- Task data

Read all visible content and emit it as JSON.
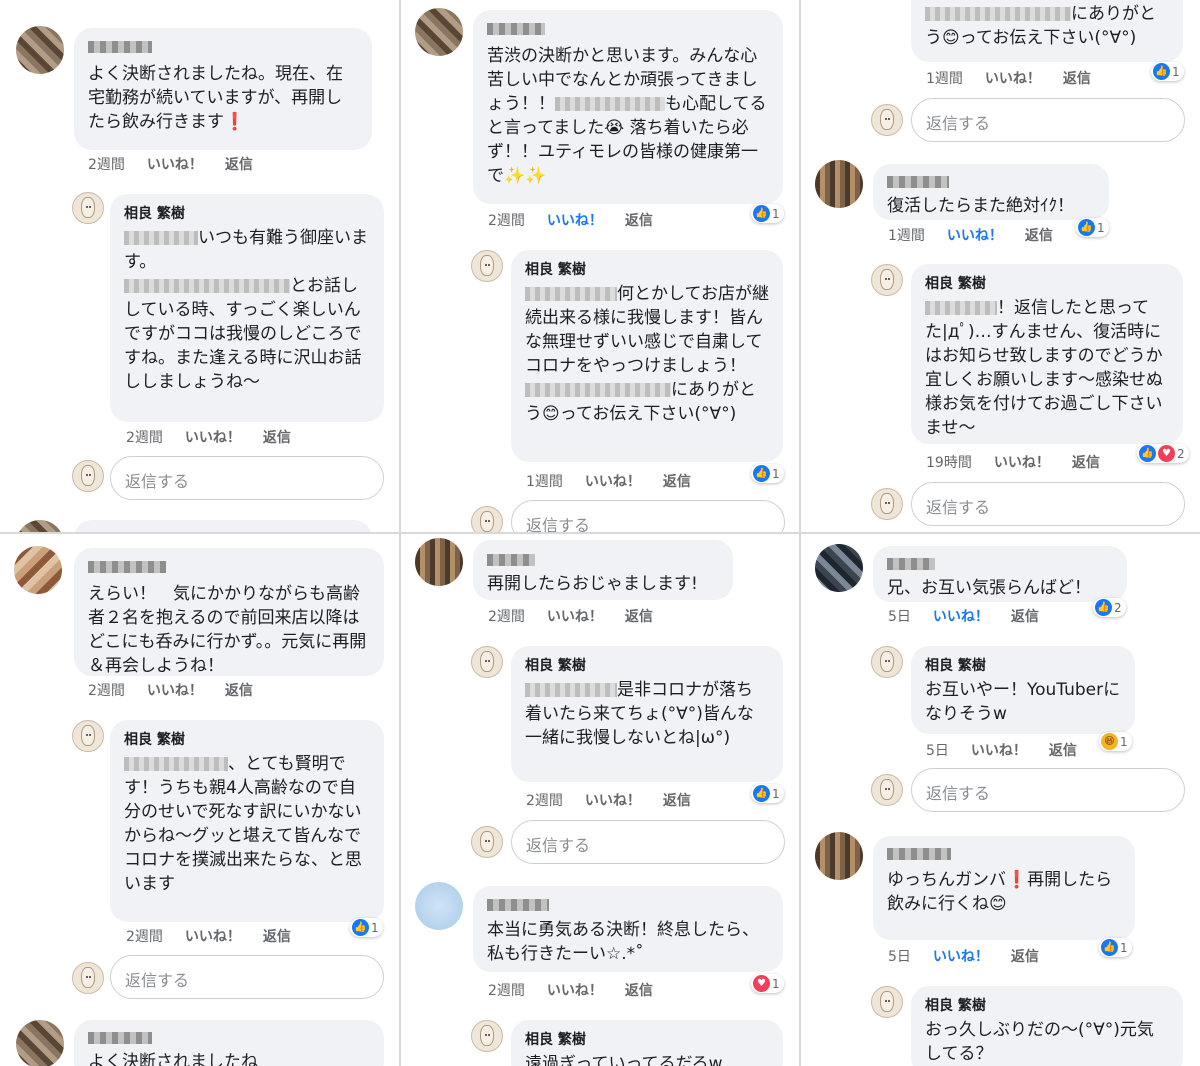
{
  "actions": {
    "like": "いいね！",
    "reply": "返信"
  },
  "reply_placeholder": "返信する",
  "panels": [
    {
      "id": "p1",
      "comments": [
        {
          "text": "よく決断されましたね。現在、在宅勤務が続いていますが、再開したら飲み行きます❗",
          "time": "2週間"
        },
        {
          "name": "相良 繁樹",
          "text_a": "いつも有難う御座います。",
          "text_b": "とお話ししている時、すっごく楽しいんですがココは我慢のしどころですね。また逢える時に沢山お話ししましょうね〜",
          "time": "2週間"
        }
      ]
    },
    {
      "id": "p2",
      "comments": [
        {
          "text_a": "苦渋の決断かと思います。みんな心苦しい中でなんとか頑張ってきましょう！！",
          "text_b": "も心配してると言ってました😭 落ち着いたら必ず！！ユティモレの皆様の健康第一で✨✨",
          "time": "2週間",
          "react": "1"
        },
        {
          "name": "相良 繁樹",
          "text_a": "何とかしてお店が継続出来る様に我慢します！皆んな無理せずいい感じで自粛してコロナをやっつけましょう！",
          "text_b": "にありがとう😊ってお伝え下さい(°∀°)",
          "time": "1週間",
          "react": "1"
        }
      ]
    },
    {
      "id": "p3",
      "comments": [
        {
          "text_top": "にありがとう😊ってお伝え下さい(°∀°)",
          "time": "1週間",
          "react": "1"
        },
        {
          "text": "復活したらまた絶対ｲｸ！",
          "time": "1週間",
          "react": "1"
        },
        {
          "name": "相良 繁樹",
          "text_a": "！返信したと思ってた|дﾟ)…すんません、復活時にはお知らせ致しますのでどうか宜しくお願いします〜感染せぬ様お気を付けてお過ごし下さいませ〜",
          "time": "19時間",
          "react": "2"
        }
      ]
    },
    {
      "id": "p4",
      "comments": [
        {
          "text": "えらい！　気にかかりながらも高齢者２名を抱えるので前回来店以降はどこにも呑みに行かず。。元気に再開＆再会しようね！",
          "time": "2週間"
        },
        {
          "name": "相良 繁樹",
          "text_a": "、とても賢明です！うちも親4人高齢なので自分のせいで死なす訳にいかないからね〜グッと堪えて皆んなでコロナを撲滅出来たらな、と思います",
          "time": "2週間",
          "react": "1"
        },
        {
          "text": "よく決断されましたね"
        }
      ]
    },
    {
      "id": "p5",
      "comments": [
        {
          "text": "再開したらおじゃまします!",
          "time": "2週間"
        },
        {
          "name": "相良 繁樹",
          "text_a": "是非コロナが落ち着いたら来てちょ(°∀°)皆んな一緒に我慢しないとね|ω°)",
          "time": "2週間",
          "react": "1"
        },
        {
          "text": "本当に勇気ある決断！終息したら、私も行きたーい☆.*˚",
          "time": "2週間",
          "react": "1"
        },
        {
          "name": "相良 繁樹",
          "text_a": "遠過ぎっていってるだろw"
        }
      ]
    },
    {
      "id": "p6",
      "comments": [
        {
          "text": "兄、お互い気張らんばど！",
          "time": "5日",
          "react": "2"
        },
        {
          "name": "相良 繁樹",
          "text_a": "お互いやー！YouTuberになりそうw",
          "time": "5日",
          "react": "1"
        },
        {
          "text": "ゆっちんガンバ❗再開したら飲みに行くね😊",
          "time": "5日",
          "react": "1"
        },
        {
          "name": "相良 繁樹",
          "text_a": "おっ久しぶりだの〜(°∀°)元気してる？"
        }
      ]
    }
  ]
}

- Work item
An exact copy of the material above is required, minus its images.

- Solution for this exercise
Read all visible content and emit it as JSON.
{
  "actions": {
    "like": "いいね！",
    "reply": "返信"
  },
  "reply_placeholder": "返信する",
  "panels": [
    {
      "id": "p1",
      "comments": [
        {
          "text": "よく決断されましたね。現在、在宅勤務が続いていますが、再開したら飲み行きます❗",
          "time": "2週間"
        },
        {
          "name": "相良 繁樹",
          "text_a": "いつも有難う御座います。",
          "text_b": "とお話ししている時、すっごく楽しいんですがココは我慢のしどころですね。また逢える時に沢山お話ししましょうね〜",
          "time": "2週間"
        }
      ]
    },
    {
      "id": "p2",
      "comments": [
        {
          "text_a": "苦渋の決断かと思います。みんな心苦しい中でなんとか頑張ってきましょう！！",
          "text_b": "も心配してると言ってました😭 落ち着いたら必ず！！ユティモレの皆様の健康第一で✨✨",
          "time": "2週間",
          "react": "1"
        },
        {
          "name": "相良 繁樹",
          "text_a": "何とかしてお店が継続出来る様に我慢します！皆んな無理せずいい感じで自粛してコロナをやっつけましょう！",
          "text_b": "にありがとう😊ってお伝え下さい(°∀°)",
          "time": "1週間",
          "react": "1"
        }
      ]
    },
    {
      "id": "p3",
      "comments": [
        {
          "text_top": "にありがとう😊ってお伝え下さい(°∀°)",
          "time": "1週間",
          "react": "1"
        },
        {
          "text": "復活したらまた絶対ｲｸ！",
          "time": "1週間",
          "react": "1"
        },
        {
          "name": "相良 繁樹",
          "text_a": "！返信したと思ってた|дﾟ)…すんません、復活時にはお知らせ致しますのでどうか宜しくお願いします〜感染せぬ様お気を付けてお過ごし下さいませ〜",
          "time": "19時間",
          "react": "2"
        }
      ]
    },
    {
      "id": "p4",
      "comments": [
        {
          "text": "えらい！　気にかかりながらも高齢者２名を抱えるので前回来店以降はどこにも呑みに行かず。。元気に再開＆再会しようね！",
          "time": "2週間"
        },
        {
          "name": "相良 繁樹",
          "text_a": "、とても賢明です！うちも親4人高齢なので自分のせいで死なす訳にいかないからね〜グッと堪えて皆んなでコロナを撲滅出来たらな、と思います",
          "time": "2週間",
          "react": "1"
        },
        {
          "text": "よく決断されましたね"
        }
      ]
    },
    {
      "id": "p5",
      "comments": [
        {
          "text": "再開したらおじゃまします!",
          "time": "2週間"
        },
        {
          "name": "相良 繁樹",
          "text_a": "是非コロナが落ち着いたら来てちょ(°∀°)皆んな一緒に我慢しないとね|ω°)",
          "time": "2週間",
          "react": "1"
        },
        {
          "text": "本当に勇気ある決断！終息したら、私も行きたーい☆.*˚",
          "time": "2週間",
          "react": "1"
        },
        {
          "name": "相良 繁樹",
          "text_a": "遠過ぎっていってるだろw"
        }
      ]
    },
    {
      "id": "p6",
      "comments": [
        {
          "text": "兄、お互い気張らんばど！",
          "time": "5日",
          "react": "2"
        },
        {
          "name": "相良 繁樹",
          "text_a": "お互いやー！YouTuberになりそうw",
          "time": "5日",
          "react": "1"
        },
        {
          "text": "ゆっちんガンバ❗再開したら飲みに行くね😊",
          "time": "5日",
          "react": "1"
        },
        {
          "name": "相良 繁樹",
          "text_a": "おっ久しぶりだの〜(°∀°)元気してる？"
        }
      ]
    }
  ]
}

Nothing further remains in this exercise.